Rep. Jim Leach criticized a group of big banks for locking themselves into an "impractical" position on insurance powers and said he's ready to move his Glass-Steagall bill without their consent.
The House Banking Committee chairman appears to have lost patience with the negotiations that his staff has been conducting with the Bankers Roundtable and a variety of insurance interests. His latest comments could increase pressure on the Roundtable to compromise with the insurance industry.
"Clearly, Leach is saying that some institutions are asking for everything, and legislation just doesn't work that way," said Kenneth Guenther, executive vice president of the Independent Bankers Association of America.
Alfred M. Pollard, the Roundtable's legislative director, said his group takes Rep. Leach's warning seriously, but argued that his members must protect their interests. "The pressure I feel is the pressure that's been there all along. We're trying to come up with something that will work. We made a commitment to produce something that our members will support," he said.
Rep. Leach did not identify the banks he believes have taken an impractical position, but a group of institutions - including Florida's Barnett Banks Inc. and Ohio's Banc One Corp. - have been pressing for protection from state insurance regulators. The industry also opposes a provision that would set a moratorium on new insurance powers for national banks.

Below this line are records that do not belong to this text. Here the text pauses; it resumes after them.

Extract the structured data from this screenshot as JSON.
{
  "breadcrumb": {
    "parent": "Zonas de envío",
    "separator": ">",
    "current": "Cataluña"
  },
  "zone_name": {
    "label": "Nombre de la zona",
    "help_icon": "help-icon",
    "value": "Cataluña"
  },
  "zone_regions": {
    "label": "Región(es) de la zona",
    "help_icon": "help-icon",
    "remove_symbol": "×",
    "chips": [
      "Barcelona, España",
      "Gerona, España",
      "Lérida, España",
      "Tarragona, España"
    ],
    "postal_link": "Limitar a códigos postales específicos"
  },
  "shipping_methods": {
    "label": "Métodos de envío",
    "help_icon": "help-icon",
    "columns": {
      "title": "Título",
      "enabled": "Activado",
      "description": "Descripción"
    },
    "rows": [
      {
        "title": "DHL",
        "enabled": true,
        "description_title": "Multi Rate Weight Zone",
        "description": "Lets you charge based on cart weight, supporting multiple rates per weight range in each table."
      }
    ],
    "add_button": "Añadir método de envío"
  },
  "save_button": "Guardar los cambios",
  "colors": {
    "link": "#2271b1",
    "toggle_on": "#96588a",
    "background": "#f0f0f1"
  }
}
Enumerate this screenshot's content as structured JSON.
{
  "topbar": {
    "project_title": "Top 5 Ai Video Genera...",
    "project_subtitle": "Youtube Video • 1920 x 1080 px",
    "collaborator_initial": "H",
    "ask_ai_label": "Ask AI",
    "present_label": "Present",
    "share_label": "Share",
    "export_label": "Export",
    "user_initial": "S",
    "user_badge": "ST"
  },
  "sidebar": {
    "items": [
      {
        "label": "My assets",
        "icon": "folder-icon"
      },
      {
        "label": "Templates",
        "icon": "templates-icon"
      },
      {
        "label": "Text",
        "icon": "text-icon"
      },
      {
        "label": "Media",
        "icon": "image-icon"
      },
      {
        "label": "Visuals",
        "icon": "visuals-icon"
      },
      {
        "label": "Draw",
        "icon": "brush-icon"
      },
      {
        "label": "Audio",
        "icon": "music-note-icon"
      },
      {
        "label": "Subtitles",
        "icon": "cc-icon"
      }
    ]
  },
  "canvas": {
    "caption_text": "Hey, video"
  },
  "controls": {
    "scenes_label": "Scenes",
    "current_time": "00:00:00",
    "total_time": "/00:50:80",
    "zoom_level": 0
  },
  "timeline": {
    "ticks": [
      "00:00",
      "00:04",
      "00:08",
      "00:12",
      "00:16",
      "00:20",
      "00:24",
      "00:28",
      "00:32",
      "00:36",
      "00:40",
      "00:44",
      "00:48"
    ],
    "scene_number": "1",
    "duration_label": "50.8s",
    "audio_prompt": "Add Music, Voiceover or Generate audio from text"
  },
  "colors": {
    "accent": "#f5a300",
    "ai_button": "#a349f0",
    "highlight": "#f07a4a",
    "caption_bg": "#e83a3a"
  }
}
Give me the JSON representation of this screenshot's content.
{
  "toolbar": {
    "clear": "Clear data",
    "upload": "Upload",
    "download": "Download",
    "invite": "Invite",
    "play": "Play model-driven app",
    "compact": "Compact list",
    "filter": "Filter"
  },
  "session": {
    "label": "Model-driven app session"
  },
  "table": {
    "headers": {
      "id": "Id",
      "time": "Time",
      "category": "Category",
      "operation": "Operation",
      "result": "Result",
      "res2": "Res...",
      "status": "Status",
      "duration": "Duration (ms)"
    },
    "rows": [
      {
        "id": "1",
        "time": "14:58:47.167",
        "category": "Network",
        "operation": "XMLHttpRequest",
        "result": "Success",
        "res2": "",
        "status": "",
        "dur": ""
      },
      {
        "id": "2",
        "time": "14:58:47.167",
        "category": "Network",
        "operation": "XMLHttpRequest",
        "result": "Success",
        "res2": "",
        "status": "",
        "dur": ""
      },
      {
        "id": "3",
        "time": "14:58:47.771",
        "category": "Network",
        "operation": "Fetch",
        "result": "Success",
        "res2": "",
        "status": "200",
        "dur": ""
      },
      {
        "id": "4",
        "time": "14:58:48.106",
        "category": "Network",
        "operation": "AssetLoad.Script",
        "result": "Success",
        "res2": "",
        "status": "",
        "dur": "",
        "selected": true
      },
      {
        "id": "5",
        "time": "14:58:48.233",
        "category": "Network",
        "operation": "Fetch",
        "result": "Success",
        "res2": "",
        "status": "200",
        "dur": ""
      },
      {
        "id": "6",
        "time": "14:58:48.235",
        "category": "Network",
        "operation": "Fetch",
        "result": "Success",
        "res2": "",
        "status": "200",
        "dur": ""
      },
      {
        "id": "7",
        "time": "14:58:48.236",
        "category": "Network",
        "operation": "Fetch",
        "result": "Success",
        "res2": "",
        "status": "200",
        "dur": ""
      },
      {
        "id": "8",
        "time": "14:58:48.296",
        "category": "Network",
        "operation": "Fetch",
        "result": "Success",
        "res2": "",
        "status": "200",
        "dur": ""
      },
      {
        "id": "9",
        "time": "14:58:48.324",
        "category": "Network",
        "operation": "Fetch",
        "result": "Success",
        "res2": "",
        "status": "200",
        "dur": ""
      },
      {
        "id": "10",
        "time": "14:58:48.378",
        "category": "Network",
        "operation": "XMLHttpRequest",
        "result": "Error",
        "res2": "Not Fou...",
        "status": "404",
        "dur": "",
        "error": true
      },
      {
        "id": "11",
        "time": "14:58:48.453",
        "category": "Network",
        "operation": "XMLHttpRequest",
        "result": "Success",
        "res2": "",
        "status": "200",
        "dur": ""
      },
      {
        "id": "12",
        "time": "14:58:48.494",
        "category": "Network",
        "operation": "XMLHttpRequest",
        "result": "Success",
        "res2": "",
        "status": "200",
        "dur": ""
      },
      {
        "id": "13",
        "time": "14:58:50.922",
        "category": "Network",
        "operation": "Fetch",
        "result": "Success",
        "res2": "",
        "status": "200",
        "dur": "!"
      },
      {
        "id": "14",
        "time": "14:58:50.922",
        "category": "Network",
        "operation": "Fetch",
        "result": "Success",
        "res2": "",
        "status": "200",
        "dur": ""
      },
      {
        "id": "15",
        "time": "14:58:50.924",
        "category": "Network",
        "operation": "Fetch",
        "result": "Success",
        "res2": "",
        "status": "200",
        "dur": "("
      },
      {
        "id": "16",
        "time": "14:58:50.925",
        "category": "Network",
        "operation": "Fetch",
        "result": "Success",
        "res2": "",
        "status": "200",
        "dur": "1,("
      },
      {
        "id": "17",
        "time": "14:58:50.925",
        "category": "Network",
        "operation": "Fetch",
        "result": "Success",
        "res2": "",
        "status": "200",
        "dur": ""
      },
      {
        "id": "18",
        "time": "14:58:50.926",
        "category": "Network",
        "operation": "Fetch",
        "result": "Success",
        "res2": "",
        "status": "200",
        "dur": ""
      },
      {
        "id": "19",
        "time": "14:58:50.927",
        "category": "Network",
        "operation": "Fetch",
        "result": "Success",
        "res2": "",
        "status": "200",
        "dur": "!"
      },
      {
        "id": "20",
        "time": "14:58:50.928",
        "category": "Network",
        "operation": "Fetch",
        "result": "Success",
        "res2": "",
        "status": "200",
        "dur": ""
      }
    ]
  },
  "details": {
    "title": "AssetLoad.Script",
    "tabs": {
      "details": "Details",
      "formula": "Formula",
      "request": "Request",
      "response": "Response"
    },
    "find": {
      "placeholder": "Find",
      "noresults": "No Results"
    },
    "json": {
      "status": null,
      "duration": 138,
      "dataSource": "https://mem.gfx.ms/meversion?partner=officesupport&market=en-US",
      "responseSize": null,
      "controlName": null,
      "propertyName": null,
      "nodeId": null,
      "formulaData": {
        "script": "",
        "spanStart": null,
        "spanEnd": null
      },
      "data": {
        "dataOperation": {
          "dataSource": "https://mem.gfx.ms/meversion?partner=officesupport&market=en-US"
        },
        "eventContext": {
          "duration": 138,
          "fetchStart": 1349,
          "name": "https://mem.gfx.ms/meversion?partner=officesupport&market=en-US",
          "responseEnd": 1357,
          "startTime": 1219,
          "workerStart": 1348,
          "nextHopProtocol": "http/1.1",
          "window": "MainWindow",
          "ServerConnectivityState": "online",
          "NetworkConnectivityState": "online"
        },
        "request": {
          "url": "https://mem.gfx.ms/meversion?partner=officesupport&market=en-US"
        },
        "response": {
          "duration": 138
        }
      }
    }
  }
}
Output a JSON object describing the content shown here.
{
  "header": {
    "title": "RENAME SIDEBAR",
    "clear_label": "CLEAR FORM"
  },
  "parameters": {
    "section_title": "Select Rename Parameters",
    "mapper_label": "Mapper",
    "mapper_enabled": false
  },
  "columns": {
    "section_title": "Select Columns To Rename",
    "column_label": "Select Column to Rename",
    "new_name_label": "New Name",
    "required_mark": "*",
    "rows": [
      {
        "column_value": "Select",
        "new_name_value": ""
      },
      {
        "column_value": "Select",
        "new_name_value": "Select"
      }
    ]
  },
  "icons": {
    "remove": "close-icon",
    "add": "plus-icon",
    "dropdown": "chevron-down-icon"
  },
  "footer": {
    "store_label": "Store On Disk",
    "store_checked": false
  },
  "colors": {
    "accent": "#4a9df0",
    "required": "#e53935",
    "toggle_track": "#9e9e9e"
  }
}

In a Dec. 28 letter to the Roundtable's head, Chase Manhattan Corp. chairman Thomas G. Labrecque, Rep. Leach said that the remaining disagreements may be impossible to reconcile and that there is "no advantage in lengthy further delay."
Rep. Leach said he will ask House Speaker Newt Gingrich to allow the Glass-Steagall bill to come the floor for a vote as soon as Congress and the White House resolve their budget dispute. While he did not indicate how soon that vote might be, other sources said Congress would not take up the bill before President Clinton's State of the Union address on Jan. 23, even if the budget is settled in the next two weeks.
Rep. Leach must also persuade House leaders to schedule a vote that could explode into a messy fight. In recent months Speaker Gingrich has opposed the vote because it would force Republicans to choose between the banking and insurance industries.
American Bankers Association lobbyist Philip S. Corwin said House leaders recently reiterated their unwillingness to bring the bill to the floor as long as the industries are divided. The ABA opposes the Glass- Steagall bill because of the insurance restrictions.
One insurance lobbyist, however, said House leaders may change their minds. "Privately some are saying maybe it's time to bring this bill to the floor and let the chips fall where they may," said Robert A. Rusbuldt, lobbyist for the Independent Insurance Agents of America.
Mr. Rusbuldt, a lobbyist with strong Republican ties, may have a better read than some bank lobbyists on the mood of the House leadership. His close relationship with Speaker Gingrich helped secure the insurance restrictions in the first place.
Taking note of the insurance industry's political power, Rep. Leach warned that banks may find the same restrictions attached to another bill or even offered as stand-alone legislation. Consequently, he said, banks will get the best deal by reaching a compromise with his help.
"It strikes me as somewhat ironic that the banking industry is willing to jeopardize a bill it generally favors," when the portions it opposes are likely to be considered separately by "less friendly" legislators, he said in an Dec. 22 letter to Mr. Labrecque.